These suggestions aside, the analysis of the report is neither new nor ground breaking. Apparently, as part of not knowing what DOE does, Secretary Perry did not read DOE’s masterful Quadrennial Energy Review.  Nor does he seem aware of FERC’s excellent primer on US energy markets.  Nor NERC’s long term reliability assessment.  Nor NAS’ recent study on Electric Sector resiliency. 
If he had read any of these, he would not have asked DOE staff to duplicate the work performed in those excellent analyses.
Please excuse my flippant and perhaps harsh tone. The DOE’s study is well written and well-researched. It is an excellent primer on how U.S. energy markets function in both theory and practice. If you have not followed the electric industry before, it is a great place to start. The focus on retirements is a new take, especially with well-selected data and graphics.
Like many reports or studies in energy, the chief problem with this study is not the study itself. Rather, it is the way this study will be used politically in ways that have no founding in its analysis or findings.
In a recent FERC confirmation hearing, a Congressman discussed how the study identified the need for financial support for coal and nuclear plants.  Meanwhile, the acting FERC Chairman is likely to tell Congress that FERC is examining new ways of valuing “essential reliability services”, a key term used throughout the DOE study. 
Essentially, despite the study finding reliability is not threatened by retirements, politicians and industry are trying to use it to create a reason to support coal financially (and, to a much smaller degree, nuclear).
Given the high-profile nature of DOE’s study, many people have already commented on it:
David Roberts from Vox notes the study finds that renewables do not reflect reliability and that concerns about political interference were largely unrealized (potentially due to the leaked draft); 
Stephen Lacey and Julia Piper from Greentech Media argue that every part of the electric industry can find parts of the report that favor their preset positions; 
Ray Gifford, a partner at law firm Wilkinson, Barker and Knauer, highlights how the report revealed ongoing tensions between state and federal policies for energy and environmental reasons; 

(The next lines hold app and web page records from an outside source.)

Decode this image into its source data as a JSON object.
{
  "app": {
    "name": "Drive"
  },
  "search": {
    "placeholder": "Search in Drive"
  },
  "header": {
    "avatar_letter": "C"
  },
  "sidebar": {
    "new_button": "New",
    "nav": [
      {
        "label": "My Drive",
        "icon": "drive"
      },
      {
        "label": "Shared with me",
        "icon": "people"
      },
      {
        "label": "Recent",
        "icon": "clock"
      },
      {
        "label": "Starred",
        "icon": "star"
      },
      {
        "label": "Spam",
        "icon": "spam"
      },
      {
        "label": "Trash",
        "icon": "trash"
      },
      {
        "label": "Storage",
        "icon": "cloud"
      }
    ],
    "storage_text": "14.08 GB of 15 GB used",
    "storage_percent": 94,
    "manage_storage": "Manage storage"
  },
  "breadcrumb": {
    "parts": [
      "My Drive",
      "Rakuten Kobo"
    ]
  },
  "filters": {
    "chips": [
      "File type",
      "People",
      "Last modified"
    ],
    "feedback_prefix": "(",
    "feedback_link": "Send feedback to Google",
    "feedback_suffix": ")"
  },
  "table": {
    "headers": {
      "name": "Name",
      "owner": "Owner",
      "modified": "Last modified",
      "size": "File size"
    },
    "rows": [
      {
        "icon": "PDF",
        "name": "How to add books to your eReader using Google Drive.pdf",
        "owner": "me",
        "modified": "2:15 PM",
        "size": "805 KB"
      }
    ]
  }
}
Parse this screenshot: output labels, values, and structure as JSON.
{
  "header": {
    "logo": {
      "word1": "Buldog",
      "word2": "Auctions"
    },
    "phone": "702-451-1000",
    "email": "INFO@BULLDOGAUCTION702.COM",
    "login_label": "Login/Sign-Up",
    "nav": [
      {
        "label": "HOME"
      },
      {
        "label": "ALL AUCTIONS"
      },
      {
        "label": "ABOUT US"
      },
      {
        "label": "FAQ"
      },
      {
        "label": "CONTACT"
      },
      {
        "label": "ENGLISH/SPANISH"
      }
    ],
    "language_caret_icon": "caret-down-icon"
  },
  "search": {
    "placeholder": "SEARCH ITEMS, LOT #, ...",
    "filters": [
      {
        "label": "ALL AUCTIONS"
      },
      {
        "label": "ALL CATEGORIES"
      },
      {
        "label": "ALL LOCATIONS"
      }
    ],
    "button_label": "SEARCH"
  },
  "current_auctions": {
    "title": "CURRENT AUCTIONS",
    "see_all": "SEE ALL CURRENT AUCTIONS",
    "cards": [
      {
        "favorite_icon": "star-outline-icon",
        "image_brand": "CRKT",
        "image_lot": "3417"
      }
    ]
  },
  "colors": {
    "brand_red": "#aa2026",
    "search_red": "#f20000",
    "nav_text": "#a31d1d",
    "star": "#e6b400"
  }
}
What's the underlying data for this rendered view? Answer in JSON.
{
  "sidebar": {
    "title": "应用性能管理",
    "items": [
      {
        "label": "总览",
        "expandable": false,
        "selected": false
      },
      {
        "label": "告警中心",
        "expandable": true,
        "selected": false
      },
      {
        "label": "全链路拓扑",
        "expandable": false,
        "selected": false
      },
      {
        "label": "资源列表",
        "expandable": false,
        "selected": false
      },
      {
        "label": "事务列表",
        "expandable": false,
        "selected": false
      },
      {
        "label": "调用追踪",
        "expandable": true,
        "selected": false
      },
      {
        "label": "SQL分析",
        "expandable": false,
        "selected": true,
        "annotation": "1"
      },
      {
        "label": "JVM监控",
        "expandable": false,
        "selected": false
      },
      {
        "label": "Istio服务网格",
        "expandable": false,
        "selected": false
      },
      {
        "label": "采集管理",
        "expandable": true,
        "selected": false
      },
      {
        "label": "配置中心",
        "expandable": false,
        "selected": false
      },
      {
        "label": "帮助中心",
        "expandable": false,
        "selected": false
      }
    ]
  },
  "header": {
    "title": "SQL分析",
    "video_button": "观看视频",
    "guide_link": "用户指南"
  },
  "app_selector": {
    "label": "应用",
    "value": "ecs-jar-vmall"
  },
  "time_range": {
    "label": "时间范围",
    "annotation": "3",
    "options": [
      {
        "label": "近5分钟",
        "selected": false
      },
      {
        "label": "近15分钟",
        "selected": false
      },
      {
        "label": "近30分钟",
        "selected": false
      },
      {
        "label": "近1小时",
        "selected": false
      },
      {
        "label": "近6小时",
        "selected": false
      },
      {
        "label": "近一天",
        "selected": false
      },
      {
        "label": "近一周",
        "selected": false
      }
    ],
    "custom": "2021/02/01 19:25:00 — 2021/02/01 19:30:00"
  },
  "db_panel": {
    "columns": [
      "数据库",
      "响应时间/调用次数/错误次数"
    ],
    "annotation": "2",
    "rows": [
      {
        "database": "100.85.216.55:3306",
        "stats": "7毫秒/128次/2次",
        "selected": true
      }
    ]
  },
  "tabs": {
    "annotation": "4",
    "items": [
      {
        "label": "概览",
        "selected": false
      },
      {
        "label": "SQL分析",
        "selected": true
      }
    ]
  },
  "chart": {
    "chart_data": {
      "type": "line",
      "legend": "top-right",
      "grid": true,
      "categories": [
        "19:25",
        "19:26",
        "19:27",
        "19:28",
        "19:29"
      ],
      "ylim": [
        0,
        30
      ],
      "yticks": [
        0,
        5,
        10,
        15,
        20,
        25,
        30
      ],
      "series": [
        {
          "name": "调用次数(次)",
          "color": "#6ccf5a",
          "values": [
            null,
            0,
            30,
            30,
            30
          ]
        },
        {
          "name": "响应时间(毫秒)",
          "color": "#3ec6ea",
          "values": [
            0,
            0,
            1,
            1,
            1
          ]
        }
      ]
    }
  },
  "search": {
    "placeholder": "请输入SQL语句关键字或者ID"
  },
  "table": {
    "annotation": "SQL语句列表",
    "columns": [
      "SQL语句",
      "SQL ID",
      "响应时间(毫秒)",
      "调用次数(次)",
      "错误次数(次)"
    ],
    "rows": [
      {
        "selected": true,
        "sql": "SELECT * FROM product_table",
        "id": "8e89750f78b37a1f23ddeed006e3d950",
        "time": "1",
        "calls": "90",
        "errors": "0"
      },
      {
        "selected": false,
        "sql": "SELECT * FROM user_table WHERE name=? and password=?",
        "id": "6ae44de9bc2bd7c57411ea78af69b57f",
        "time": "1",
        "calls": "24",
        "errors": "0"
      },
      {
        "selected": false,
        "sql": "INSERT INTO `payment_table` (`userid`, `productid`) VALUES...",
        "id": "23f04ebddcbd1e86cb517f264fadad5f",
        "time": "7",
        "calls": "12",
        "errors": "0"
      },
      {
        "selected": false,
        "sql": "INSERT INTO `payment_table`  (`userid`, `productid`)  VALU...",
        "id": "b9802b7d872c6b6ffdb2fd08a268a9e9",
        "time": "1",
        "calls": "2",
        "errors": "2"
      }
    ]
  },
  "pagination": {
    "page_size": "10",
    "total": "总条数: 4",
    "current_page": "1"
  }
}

Utility Dive reporter Herman Trabish discusses how the report largely ignores the reliability and resiliency benefits of existing and new transmission, an absurd oversight in a reliability/resiliency study; 
Finally, Rocky Mountain Intitute’s Mark Dyson  and Tanuj Deora from Smart Electric Power Alliance  argue that new energy resources (especially distributed generation) can provide reliability and resiliency services that were largely overlooked in DOE’s study.
Both these and the many other articles on DOE’s report are useful and insightful. However, I want to highlight two interrelated points that I have not seen comprehensively discussed elsewhere.